- AVAILABLE RECORDS:
BEGIN
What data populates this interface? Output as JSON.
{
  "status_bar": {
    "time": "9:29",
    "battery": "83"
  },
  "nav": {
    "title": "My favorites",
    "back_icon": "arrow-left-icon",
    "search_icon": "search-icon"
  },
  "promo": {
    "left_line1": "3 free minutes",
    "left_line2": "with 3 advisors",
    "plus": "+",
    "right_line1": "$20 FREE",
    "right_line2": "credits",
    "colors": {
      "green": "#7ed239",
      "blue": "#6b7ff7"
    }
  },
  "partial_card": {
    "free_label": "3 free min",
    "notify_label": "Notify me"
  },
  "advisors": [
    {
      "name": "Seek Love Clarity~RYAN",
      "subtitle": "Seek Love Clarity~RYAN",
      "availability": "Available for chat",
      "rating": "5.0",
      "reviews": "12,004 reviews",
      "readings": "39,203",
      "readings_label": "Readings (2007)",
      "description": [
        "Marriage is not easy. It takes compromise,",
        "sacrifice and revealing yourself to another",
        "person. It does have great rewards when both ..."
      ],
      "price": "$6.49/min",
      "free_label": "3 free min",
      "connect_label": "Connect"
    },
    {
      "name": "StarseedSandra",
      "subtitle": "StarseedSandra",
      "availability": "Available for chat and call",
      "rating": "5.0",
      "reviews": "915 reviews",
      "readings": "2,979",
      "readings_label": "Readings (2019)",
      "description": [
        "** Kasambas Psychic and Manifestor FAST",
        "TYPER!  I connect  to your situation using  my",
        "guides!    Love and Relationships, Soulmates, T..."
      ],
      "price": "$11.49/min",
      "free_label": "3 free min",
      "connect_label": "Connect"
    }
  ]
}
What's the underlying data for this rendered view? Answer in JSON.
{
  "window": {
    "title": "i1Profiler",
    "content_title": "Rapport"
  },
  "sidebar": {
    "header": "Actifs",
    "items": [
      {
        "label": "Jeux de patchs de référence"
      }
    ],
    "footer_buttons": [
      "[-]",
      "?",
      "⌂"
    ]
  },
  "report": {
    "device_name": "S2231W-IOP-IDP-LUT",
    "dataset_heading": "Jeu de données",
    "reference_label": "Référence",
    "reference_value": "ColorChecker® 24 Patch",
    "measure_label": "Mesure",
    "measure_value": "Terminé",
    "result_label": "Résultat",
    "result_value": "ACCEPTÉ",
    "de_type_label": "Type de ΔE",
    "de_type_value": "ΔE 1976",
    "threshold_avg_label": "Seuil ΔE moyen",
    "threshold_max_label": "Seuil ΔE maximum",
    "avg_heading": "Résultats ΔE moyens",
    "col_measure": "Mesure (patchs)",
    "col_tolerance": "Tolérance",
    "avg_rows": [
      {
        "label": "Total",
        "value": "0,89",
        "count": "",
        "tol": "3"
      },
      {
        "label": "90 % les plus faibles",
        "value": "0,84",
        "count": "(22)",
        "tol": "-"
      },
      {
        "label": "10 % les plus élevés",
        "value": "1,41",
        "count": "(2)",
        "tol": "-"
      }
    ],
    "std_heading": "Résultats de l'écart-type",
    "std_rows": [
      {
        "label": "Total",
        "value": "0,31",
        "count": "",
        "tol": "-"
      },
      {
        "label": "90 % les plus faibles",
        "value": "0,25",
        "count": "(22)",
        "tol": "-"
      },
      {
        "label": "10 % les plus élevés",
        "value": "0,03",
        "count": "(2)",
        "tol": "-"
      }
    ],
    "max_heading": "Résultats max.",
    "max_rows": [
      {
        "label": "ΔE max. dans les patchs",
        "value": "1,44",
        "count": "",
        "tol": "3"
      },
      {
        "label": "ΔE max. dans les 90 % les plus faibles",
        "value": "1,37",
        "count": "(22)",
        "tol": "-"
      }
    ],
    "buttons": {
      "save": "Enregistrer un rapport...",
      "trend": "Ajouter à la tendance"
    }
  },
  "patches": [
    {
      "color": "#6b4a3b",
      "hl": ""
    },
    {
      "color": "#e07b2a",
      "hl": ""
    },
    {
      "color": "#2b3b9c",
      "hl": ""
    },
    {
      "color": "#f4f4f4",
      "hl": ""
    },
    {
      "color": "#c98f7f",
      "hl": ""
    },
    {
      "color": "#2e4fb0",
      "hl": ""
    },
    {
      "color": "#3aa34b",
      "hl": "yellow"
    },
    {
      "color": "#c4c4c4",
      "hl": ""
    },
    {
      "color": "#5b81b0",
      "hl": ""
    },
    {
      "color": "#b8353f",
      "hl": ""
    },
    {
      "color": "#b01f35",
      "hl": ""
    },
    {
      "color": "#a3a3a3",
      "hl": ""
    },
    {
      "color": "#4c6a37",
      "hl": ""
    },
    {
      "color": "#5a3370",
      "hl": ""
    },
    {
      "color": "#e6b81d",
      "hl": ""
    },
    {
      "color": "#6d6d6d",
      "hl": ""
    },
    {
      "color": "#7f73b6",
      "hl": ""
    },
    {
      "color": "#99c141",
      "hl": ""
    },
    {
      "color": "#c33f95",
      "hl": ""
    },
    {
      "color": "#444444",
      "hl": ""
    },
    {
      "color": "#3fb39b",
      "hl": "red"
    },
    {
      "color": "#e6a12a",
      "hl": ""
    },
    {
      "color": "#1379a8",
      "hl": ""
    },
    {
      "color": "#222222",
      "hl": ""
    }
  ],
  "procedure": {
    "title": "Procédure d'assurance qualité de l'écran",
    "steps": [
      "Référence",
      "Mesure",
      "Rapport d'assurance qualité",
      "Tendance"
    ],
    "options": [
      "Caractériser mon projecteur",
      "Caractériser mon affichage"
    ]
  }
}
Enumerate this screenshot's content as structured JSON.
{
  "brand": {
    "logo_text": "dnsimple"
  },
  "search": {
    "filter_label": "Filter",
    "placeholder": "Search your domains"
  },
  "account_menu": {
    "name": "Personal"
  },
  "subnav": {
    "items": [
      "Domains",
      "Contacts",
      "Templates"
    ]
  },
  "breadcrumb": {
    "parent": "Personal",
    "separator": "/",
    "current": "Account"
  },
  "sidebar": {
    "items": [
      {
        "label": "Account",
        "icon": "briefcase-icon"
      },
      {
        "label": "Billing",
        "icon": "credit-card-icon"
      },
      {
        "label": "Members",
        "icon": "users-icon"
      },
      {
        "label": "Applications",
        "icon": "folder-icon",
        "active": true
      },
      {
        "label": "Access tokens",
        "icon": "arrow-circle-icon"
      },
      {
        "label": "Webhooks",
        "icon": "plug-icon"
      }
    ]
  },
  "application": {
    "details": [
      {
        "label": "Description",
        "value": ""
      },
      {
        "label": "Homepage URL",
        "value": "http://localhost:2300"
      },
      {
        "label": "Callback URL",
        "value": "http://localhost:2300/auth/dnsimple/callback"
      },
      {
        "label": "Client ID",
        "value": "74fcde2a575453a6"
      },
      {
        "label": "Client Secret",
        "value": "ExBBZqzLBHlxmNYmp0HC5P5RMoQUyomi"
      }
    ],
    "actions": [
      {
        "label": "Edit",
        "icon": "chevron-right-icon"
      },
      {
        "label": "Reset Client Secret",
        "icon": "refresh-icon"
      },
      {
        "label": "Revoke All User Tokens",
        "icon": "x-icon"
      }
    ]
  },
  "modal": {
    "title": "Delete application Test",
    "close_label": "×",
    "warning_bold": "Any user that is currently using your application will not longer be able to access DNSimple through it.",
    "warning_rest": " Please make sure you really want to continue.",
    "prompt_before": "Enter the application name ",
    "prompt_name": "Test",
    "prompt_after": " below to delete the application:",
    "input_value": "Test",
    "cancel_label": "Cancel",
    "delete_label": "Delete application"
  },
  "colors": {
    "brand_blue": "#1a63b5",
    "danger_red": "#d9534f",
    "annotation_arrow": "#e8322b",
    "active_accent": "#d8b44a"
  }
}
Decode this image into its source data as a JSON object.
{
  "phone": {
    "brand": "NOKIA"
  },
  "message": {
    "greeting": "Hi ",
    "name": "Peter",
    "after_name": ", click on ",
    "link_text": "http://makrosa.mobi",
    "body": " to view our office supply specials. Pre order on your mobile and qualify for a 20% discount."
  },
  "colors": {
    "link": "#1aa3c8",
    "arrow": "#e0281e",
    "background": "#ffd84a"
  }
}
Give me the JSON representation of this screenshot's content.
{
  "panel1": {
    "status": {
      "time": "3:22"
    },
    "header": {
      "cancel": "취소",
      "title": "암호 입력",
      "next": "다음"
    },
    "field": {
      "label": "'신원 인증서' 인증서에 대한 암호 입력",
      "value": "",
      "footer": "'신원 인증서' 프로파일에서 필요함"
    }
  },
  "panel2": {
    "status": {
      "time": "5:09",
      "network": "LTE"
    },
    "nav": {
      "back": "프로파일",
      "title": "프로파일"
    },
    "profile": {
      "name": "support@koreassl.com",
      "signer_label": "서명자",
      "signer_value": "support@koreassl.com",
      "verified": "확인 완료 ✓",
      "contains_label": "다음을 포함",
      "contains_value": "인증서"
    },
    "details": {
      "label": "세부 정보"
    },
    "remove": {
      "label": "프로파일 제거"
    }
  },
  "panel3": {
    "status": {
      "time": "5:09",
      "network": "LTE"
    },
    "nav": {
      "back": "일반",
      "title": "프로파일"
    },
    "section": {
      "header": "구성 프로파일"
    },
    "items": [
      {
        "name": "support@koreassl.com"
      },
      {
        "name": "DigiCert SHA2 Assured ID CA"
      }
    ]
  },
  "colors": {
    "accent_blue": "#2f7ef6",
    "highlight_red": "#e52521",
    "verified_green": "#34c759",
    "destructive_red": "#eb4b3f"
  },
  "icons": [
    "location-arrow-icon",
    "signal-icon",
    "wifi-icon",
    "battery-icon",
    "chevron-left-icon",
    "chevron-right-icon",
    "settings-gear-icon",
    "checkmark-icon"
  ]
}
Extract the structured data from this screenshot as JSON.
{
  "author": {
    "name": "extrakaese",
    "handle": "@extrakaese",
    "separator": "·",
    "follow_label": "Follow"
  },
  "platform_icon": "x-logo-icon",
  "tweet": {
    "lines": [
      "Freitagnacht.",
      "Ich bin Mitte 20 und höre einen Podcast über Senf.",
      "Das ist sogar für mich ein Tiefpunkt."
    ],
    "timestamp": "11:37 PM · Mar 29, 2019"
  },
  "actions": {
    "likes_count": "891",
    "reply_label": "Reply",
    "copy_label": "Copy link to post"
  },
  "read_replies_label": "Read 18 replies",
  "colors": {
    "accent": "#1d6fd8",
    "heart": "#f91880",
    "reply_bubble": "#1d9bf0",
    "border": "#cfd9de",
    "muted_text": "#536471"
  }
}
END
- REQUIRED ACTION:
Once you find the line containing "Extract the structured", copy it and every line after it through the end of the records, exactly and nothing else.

- OUTPUT FOR THIS EXERCISE:
Extract the structured data from this screenshot as JSON.
{
  "author": {
    "name": "extrakaese",
    "handle": "@extrakaese",
    "separator": "·",
    "follow_label": "Follow"
  },
  "platform_icon": "x-logo-icon",
  "tweet": {
    "lines": [
      "Freitagnacht.",
      "Ich bin Mitte 20 und höre einen Podcast über Senf.",
      "Das ist sogar für mich ein Tiefpunkt."
    ],
    "timestamp": "11:37 PM · Mar 29, 2019"
  },
  "actions": {
    "likes_count": "891",
    "reply_label": "Reply",
    "copy_label": "Copy link to post"
  },
  "read_replies_label": "Read 18 replies",
  "colors": {
    "accent": "#1d6fd8",
    "heart": "#f91880",
    "reply_bubble": "#1d9bf0",
    "border": "#cfd9de",
    "muted_text": "#536471"
  }
}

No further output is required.